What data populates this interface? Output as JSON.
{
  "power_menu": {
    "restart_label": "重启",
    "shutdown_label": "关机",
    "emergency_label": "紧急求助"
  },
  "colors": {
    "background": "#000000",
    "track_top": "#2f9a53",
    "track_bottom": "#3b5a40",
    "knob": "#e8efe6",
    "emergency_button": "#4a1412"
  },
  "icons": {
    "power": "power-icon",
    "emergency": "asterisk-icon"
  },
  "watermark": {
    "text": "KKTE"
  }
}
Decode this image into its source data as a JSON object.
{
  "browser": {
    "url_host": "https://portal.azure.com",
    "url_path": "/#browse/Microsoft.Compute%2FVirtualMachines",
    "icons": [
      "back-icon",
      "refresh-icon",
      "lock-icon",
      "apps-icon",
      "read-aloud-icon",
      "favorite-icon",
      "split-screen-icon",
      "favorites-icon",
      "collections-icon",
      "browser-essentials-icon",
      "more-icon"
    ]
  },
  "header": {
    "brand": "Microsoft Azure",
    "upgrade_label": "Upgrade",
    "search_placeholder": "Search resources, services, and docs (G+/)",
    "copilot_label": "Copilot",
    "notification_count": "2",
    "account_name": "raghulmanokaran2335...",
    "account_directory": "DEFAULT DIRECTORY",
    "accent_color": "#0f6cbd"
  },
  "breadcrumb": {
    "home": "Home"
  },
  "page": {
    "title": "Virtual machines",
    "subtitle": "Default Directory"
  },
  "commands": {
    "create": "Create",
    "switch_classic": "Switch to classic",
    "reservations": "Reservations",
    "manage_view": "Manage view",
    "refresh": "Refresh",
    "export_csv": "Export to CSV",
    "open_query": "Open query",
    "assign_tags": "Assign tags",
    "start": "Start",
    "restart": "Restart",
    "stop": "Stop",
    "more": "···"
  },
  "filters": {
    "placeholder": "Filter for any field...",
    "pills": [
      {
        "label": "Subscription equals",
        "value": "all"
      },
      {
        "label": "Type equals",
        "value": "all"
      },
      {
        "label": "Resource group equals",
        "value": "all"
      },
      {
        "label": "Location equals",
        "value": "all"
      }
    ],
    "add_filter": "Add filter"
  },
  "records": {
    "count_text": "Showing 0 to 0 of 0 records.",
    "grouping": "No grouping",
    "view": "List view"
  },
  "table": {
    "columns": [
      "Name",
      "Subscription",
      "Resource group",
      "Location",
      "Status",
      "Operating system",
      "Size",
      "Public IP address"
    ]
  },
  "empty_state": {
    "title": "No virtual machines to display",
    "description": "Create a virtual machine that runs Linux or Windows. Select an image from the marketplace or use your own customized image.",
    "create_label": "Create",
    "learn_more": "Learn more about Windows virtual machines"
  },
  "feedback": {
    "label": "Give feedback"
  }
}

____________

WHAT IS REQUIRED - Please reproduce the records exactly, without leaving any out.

FINISHED EXERCISE -
What data populates this interface? Output as JSON.
{
  "power_menu": {
    "restart_label": "重启",
    "shutdown_label": "关机",
    "emergency_label": "紧急求助"
  },
  "colors": {
    "background": "#000000",
    "track_top": "#2f9a53",
    "track_bottom": "#3b5a40",
    "knob": "#e8efe6",
    "emergency_button": "#4a1412"
  },
  "icons": {
    "power": "power-icon",
    "emergency": "asterisk-icon"
  },
  "watermark": {
    "text": "KKTE"
  }
}
Decode this image into its source data as a JSON object.
{
  "browser": {
    "url_host": "https://portal.azure.com",
    "url_path": "/#browse/Microsoft.Compute%2FVirtualMachines",
    "icons": [
      "back-icon",
      "refresh-icon",
      "lock-icon",
      "apps-icon",
      "read-aloud-icon",
      "favorite-icon",
      "split-screen-icon",
      "favorites-icon",
      "collections-icon",
      "browser-essentials-icon",
      "more-icon"
    ]
  },
  "header": {
    "brand": "Microsoft Azure",
    "upgrade_label": "Upgrade",
    "search_placeholder": "Search resources, services, and docs (G+/)",
    "copilot_label": "Copilot",
    "notification_count": "2",
    "account_name": "raghulmanokaran2335...",
    "account_directory": "DEFAULT DIRECTORY",
    "accent_color": "#0f6cbd"
  },
  "breadcrumb": {
    "home": "Home"
  },
  "page": {
    "title": "Virtual machines",
    "subtitle": "Default Directory"
  },
  "commands": {
    "create": "Create",
    "switch_classic": "Switch to classic",
    "reservations": "Reservations",
    "manage_view": "Manage view",
    "refresh": "Refresh",
    "export_csv": "Export to CSV",
    "open_query": "Open query",
    "assign_tags": "Assign tags",
    "start": "Start",
    "restart": "Restart",
    "stop": "Stop",
    "more": "···"
  },
  "filters": {
    "placeholder": "Filter for any field...",
    "pills": [
      {
        "label": "Subscription equals",
        "value": "all"
      },
      {
        "label": "Type equals",
        "value": "all"
      },
      {
        "label": "Resource group equals",
        "value": "all"
      },
      {
        "label": "Location equals",
        "value": "all"
      }
    ],
    "add_filter": "Add filter"
  },
  "records": {
    "count_text": "Showing 0 to 0 of 0 records.",
    "grouping": "No grouping",
    "view": "List view"
  },
  "table": {
    "columns": [
      "Name",
      "Subscription",
      "Resource group",
      "Location",
      "Status",
      "Operating system",
      "Size",
      "Public IP address"
    ]
  },
  "empty_state": {
    "title": "No virtual machines to display",
    "description": "Create a virtual machine that runs Linux or Windows. Select an image from the marketplace or use your own customized image.",
    "create_label": "Create",
    "learn_more": "Learn more about Windows virtual machines"
  },
  "feedback": {
    "label": "Give feedback"
  }
}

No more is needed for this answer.